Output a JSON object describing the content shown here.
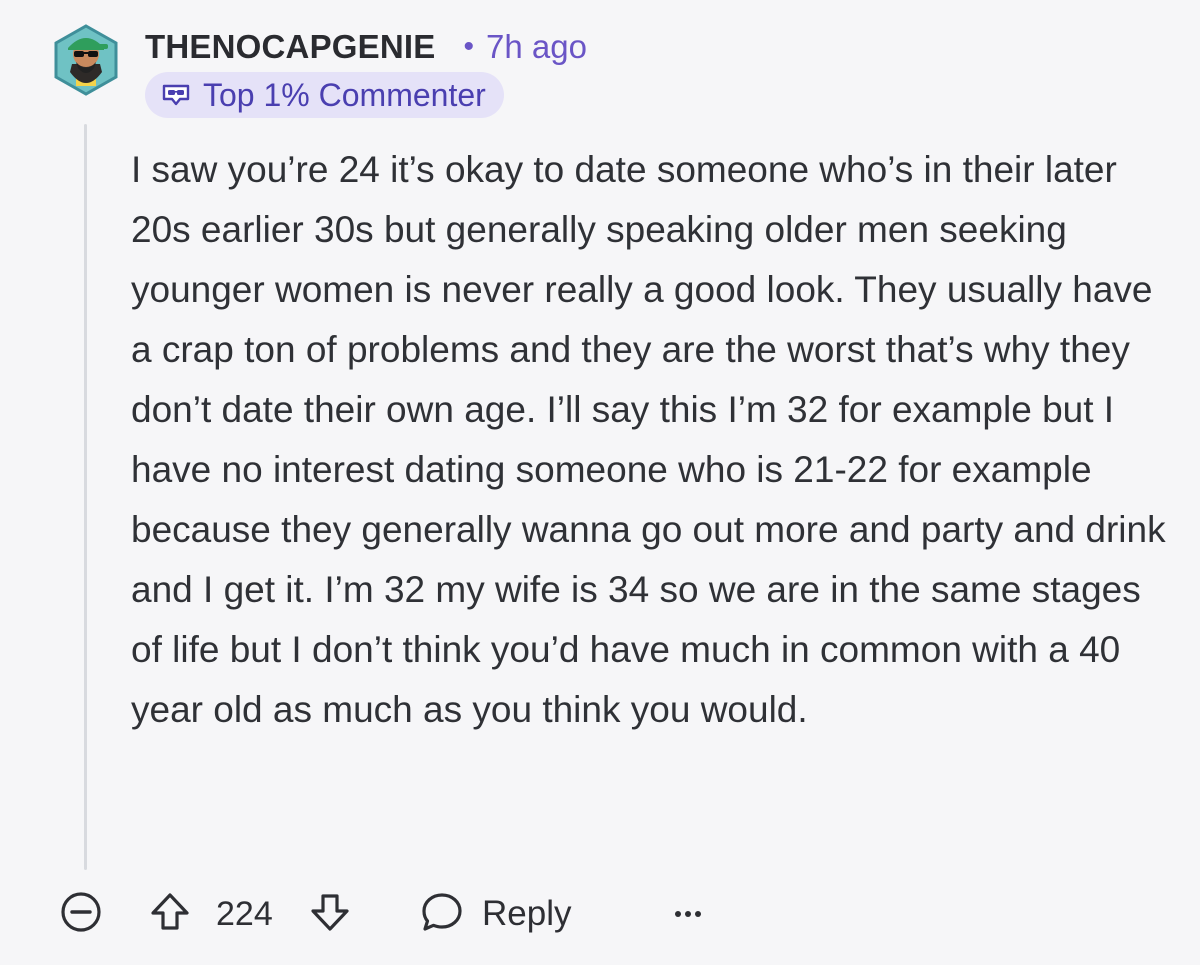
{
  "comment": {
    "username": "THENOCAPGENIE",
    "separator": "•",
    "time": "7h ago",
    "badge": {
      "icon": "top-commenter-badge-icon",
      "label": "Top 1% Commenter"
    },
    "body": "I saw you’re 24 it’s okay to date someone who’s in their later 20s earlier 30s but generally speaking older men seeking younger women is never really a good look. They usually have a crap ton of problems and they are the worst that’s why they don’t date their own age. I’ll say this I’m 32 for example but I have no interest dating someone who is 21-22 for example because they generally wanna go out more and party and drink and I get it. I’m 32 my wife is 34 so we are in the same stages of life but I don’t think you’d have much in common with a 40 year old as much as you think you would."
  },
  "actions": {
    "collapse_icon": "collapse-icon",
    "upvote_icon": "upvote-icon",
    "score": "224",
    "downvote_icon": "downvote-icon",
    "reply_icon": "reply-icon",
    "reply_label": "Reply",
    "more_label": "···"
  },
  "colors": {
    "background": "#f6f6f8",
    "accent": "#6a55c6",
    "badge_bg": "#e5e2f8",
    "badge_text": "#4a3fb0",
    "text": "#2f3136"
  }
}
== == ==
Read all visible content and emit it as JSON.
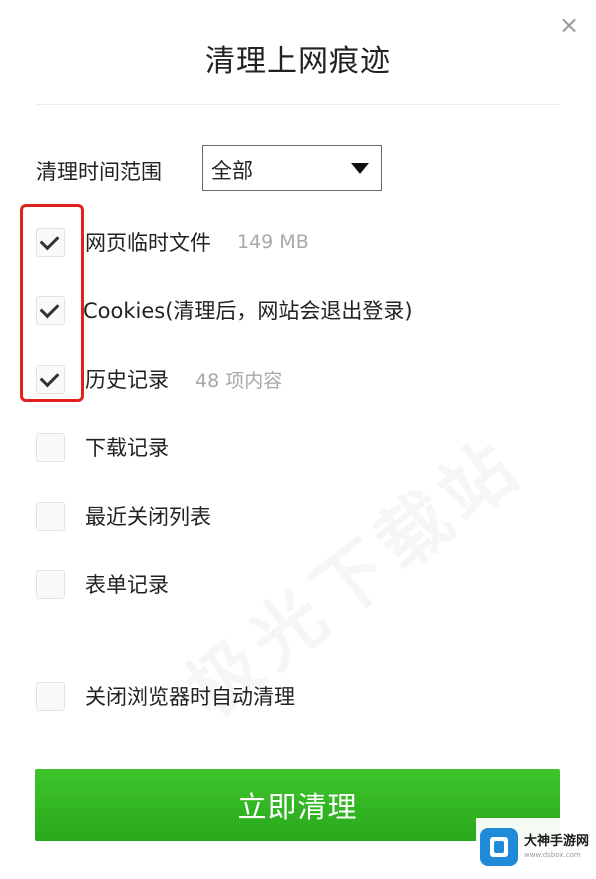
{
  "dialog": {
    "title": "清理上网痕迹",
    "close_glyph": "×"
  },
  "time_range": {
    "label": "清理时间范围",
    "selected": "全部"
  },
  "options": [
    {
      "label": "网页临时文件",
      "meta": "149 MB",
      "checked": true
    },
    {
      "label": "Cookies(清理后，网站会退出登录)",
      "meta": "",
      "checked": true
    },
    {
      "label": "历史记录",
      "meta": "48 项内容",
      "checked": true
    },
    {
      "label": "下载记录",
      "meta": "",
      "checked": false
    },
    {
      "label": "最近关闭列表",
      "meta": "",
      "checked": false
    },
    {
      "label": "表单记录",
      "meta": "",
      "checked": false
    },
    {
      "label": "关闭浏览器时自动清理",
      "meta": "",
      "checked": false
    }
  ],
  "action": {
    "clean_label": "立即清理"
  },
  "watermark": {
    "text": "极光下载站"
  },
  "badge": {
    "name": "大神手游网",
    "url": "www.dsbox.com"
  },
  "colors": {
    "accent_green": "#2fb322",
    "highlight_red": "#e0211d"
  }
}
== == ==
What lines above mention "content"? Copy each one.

■ **FINISHED EXERCISE**:
Output a JSON object describing the content shown here.
Read all visible content and emit it as JSON.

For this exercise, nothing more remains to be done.